This is a kind of update to Hape Kerkelings performance in several languages. A lovesong in some languages:
Archive for the 'Finland' Category
Since our son enriched our little family both sides of our family, the Turkish side living in West-Germany and the East-German side living in East-Germany, started to visit us more frequent. Up to now I haven’t felt a strong effect on us, but slowly I start to dislike everything I see from both sides. Especially the things they used to listen to. So for instance does the East-German side listen to Heintje or Moskau:
If you are brave enough to watch both videos you should also watch this classic Finnish dance instructions to the latter song.
Next time I will show you the corresponding Turkish songs, which might bring my ears likewise to cry.
We all know her, Pippi Långstrump (Langstrumpf, Longstocking,Uzunçorap), at least I and my peers twenty years ago did know her and we wished we had her as our friend to protect us against the evil grownups and teachers. Time has passed by and we have found our own Pippis, not as strong I suppose, but we still remember the stories and the songs related to her. Grown up in Germany, I never heard the original songs, nor the English version. Thanks to Youtube I can now hear both of them and think back to the old good times, where Germany was still separated in East and West. The last half of the last sentence is not to be taken too serious.
The original theme song:
The English theme song:
PS: I did not manage to find the German theme song as a video, but I didn’t really search for it. How could I, when little son wants as much time as my computer needs it?
Three years have past since I moved officially to Sweden (I don’t count my 3 month as an Erasmus student) and today I heard the first time about Fettisdagen, the Swedish version of Mardi Gras, where one is supposed to eat Semla (pl. Semlor).
For simplicity I quote Wikipedia, which states:
In Sweden this is called Fettisdagen. It comes from the word “fett” (fat) and “tisdag” (Tuesday). Originally, this was the only day one should eat “Semlor” (Semla) (fat Tuesday buns), but these are now found in most grocery stores and bakeries preceding the holiday, and up until Easter.
Normally I like sweets, but this one is something like a fat bomb, it was even for me to fatty. No thanks, I stuck to Lussekatter and other nice things.
As a German with turkish origin living in Sweden, who uses mainly English in his daily life, language plays a major role. Except German my other languages are in a more or less developing state. I am quite bad in learning new languages: I start quite often to learn them, but after a short while I tend to give up. But one reason for this blog might be to improve my English, which besides “technical English” is rather deficient. Nevertheless I am quite interested in languages, so for instance in Arabic, Finnish or Italian. I do not understand any word in Finnish, but I enjoy watching few minutes YLE (a finnish TV channel) from time to time, because it sounds so funny; especially the seemingly long words they use.

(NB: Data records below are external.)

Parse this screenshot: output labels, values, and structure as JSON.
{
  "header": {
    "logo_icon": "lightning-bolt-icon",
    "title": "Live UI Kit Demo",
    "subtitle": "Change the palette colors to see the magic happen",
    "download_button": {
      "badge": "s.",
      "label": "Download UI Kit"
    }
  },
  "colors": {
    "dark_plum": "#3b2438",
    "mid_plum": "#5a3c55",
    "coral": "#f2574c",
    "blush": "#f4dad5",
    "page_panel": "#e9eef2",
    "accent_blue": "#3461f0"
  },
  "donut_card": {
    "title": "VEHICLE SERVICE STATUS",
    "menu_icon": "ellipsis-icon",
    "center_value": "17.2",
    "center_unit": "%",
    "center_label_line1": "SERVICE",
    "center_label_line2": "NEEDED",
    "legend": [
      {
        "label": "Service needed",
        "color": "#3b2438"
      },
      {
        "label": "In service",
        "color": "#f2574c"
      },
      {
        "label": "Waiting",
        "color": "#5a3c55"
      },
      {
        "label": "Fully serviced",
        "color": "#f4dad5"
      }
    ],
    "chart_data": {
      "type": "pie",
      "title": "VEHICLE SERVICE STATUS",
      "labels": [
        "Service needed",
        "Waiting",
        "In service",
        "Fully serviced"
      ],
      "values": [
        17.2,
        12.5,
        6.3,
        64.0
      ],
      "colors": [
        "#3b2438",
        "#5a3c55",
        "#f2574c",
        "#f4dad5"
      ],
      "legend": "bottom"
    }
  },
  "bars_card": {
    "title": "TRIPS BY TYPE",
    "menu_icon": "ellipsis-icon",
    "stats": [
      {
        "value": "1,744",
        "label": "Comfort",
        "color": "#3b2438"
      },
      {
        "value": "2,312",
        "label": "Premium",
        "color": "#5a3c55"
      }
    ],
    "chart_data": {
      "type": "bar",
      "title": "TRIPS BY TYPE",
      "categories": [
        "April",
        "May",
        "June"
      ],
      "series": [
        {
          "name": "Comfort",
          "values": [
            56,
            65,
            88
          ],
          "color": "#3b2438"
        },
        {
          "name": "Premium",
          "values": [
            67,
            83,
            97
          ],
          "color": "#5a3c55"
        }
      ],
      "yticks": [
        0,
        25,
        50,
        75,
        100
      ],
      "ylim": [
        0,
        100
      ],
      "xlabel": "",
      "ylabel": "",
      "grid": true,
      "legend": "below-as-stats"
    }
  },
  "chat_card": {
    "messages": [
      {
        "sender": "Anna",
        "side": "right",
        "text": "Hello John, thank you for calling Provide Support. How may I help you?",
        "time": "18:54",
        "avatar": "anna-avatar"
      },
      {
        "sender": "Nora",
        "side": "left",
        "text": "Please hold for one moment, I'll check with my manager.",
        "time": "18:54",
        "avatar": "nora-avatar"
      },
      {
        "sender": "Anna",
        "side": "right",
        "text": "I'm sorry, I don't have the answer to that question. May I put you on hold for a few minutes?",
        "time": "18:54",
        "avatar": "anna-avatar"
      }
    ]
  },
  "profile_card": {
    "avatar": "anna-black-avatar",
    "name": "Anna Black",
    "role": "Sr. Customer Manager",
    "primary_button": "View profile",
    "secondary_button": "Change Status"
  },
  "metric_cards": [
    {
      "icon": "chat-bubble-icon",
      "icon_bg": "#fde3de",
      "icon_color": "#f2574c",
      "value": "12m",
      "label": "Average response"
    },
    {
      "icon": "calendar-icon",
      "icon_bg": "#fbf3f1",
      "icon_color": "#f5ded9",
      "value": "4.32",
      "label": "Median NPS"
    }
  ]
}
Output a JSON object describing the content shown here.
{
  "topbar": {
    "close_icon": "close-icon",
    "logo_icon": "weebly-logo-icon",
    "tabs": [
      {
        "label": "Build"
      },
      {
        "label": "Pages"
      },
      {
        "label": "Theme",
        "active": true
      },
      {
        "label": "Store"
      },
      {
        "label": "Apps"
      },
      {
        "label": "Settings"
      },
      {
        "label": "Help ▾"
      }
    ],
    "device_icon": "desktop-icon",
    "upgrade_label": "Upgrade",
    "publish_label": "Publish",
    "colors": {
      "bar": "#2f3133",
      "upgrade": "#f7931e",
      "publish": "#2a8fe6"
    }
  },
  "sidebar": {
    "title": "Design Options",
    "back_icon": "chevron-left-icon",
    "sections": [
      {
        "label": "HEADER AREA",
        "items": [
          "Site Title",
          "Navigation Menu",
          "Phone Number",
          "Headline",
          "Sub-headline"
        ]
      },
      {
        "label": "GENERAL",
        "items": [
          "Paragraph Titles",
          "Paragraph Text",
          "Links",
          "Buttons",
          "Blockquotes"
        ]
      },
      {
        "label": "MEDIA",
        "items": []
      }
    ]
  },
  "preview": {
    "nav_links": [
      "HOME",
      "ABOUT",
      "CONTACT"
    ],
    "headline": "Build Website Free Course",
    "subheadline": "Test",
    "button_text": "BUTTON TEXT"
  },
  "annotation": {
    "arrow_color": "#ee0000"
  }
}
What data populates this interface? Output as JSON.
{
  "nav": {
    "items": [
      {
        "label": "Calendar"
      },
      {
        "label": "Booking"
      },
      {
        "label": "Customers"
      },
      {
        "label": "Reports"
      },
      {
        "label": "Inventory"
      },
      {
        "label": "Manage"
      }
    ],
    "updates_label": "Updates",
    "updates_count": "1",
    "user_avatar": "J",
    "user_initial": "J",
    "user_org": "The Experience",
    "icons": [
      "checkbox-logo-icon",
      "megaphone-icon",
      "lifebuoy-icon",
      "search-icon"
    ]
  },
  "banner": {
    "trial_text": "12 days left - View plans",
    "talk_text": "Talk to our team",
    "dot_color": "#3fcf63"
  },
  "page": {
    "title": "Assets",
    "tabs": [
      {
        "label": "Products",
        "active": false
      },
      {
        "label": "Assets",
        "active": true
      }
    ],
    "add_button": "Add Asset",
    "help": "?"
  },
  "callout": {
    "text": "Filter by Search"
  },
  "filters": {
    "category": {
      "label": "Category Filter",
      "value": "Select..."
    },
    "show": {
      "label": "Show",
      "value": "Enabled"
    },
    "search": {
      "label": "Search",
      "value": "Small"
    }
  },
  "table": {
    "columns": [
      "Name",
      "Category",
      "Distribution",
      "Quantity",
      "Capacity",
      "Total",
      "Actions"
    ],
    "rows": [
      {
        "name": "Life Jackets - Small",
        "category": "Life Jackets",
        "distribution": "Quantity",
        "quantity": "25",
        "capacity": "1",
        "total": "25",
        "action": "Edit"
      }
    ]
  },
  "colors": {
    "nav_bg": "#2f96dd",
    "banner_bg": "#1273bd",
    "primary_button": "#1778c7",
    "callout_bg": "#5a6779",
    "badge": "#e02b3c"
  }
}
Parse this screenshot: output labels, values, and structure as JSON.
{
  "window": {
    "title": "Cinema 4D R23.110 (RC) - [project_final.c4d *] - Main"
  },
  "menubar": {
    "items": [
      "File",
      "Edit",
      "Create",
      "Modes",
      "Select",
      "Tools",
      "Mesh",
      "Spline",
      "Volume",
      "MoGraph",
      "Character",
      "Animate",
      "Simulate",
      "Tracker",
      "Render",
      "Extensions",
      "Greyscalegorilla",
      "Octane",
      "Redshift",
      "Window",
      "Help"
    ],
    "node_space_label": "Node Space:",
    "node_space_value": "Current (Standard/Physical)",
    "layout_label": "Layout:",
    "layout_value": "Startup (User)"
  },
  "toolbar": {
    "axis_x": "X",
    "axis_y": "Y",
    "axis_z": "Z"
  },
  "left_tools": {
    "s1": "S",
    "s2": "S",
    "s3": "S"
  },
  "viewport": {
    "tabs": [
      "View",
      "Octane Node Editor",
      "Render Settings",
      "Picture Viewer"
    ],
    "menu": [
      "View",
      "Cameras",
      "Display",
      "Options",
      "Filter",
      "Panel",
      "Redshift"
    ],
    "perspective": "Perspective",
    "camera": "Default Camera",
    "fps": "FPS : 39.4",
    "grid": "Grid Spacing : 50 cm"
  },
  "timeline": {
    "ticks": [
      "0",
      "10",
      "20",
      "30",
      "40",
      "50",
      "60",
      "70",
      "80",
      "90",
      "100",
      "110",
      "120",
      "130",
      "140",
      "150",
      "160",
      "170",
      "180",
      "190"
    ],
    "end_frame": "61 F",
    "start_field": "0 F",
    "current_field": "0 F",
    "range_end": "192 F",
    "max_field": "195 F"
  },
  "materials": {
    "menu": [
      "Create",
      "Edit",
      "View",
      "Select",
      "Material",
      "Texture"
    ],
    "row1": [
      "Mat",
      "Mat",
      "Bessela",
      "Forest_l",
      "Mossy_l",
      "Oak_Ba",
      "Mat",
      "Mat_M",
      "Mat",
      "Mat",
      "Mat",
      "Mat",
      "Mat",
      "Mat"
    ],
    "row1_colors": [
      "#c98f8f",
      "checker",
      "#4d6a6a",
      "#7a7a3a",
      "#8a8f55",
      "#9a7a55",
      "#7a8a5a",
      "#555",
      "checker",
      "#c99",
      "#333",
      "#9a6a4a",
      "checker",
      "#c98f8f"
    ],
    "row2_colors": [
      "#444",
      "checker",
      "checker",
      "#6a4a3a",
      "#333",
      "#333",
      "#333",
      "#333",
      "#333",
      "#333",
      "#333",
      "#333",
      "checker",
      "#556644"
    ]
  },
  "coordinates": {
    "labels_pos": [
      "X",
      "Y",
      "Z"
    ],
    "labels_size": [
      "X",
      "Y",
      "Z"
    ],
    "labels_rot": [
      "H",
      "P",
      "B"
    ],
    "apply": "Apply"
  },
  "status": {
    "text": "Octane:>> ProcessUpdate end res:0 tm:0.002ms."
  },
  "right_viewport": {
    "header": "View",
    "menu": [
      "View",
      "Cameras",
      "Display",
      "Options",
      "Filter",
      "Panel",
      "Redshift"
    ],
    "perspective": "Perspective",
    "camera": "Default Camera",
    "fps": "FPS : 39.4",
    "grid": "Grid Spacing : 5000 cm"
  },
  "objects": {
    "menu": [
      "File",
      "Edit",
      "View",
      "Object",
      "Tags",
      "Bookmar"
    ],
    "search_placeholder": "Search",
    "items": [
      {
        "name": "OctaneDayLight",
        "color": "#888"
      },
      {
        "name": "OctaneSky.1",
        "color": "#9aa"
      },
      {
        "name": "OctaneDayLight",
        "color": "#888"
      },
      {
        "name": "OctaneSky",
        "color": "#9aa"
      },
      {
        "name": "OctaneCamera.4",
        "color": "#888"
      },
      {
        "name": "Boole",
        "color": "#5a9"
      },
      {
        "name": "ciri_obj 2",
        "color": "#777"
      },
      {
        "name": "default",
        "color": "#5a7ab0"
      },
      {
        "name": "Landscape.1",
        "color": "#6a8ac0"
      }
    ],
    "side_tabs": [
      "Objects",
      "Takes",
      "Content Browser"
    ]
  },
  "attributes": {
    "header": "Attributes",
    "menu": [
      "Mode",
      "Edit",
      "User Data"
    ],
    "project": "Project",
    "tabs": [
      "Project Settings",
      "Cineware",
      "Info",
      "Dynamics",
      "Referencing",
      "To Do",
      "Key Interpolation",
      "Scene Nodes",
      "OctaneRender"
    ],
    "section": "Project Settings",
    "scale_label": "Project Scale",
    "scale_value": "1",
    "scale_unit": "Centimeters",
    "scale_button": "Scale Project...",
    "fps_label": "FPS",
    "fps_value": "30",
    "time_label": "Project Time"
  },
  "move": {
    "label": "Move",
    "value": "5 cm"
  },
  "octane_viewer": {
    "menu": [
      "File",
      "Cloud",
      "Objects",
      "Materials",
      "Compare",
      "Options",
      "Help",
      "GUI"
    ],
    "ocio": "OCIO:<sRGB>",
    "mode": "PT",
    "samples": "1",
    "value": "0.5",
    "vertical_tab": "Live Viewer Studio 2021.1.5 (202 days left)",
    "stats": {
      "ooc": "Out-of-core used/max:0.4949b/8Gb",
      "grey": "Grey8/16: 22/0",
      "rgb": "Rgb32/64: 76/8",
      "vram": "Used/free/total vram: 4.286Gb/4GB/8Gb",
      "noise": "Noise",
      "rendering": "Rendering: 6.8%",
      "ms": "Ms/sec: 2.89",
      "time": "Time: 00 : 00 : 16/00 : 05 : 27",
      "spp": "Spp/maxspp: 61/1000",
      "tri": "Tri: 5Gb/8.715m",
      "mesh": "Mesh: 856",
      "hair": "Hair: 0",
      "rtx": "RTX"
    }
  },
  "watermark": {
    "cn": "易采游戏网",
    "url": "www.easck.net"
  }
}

It reminds me of Turkish, which like Finnish is an agglutinative language, meaning a whole sentence can be build with just a single word. A quite long, but not so common, example in Turkish, is the following sentence (taken from here):
“Are you one of those that we could not have possibly turned into a Checkoslavakian?”
A quite funny article about the Finnish language can be found here.
Hyvää yötä or Good night.